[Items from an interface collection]

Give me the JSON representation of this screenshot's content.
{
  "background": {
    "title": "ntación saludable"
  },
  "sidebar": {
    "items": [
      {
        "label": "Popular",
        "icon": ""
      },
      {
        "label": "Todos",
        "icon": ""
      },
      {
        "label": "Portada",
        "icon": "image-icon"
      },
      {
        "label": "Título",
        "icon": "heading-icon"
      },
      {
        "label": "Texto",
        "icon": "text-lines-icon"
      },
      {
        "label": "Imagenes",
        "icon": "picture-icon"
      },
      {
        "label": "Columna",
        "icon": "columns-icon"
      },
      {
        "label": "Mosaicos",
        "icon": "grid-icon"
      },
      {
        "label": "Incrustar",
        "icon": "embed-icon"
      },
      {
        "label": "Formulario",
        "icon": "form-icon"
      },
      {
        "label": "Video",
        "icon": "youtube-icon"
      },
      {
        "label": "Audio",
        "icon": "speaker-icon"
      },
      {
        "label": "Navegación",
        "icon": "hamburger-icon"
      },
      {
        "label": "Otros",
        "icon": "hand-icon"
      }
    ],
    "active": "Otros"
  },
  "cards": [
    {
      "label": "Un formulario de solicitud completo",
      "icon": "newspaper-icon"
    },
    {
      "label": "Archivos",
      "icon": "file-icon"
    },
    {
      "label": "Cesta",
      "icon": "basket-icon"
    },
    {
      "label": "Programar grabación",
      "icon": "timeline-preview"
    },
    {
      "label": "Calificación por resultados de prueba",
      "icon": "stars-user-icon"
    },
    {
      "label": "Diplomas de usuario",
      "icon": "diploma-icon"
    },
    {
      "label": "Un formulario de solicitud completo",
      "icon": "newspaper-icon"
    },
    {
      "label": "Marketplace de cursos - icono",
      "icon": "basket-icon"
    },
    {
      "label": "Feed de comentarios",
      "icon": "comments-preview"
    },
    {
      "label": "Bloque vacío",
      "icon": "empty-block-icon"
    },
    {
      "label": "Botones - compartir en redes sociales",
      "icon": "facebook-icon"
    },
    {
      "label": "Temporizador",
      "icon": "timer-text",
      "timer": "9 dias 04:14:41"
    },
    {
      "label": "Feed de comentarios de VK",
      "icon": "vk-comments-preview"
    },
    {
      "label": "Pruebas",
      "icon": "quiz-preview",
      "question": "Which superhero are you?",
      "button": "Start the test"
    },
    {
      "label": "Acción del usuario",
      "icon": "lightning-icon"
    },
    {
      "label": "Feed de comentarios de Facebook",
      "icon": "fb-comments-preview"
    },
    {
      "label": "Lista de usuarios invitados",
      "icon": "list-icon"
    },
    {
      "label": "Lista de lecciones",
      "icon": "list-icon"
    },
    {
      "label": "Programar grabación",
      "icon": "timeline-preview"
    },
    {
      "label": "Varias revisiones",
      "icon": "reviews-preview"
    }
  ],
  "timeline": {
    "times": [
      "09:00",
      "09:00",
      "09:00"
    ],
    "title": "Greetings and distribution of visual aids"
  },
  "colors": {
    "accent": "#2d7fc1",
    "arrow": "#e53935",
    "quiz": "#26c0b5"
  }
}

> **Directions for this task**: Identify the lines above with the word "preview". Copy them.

> **The answer**:
      "icon": "timeline-preview"
      "icon": "comments-preview"
      "icon": "vk-comments-preview"
      "icon": "quiz-preview",
      "icon": "fb-comments-preview"
      "icon": "timeline-preview"
      "icon": "reviews-preview"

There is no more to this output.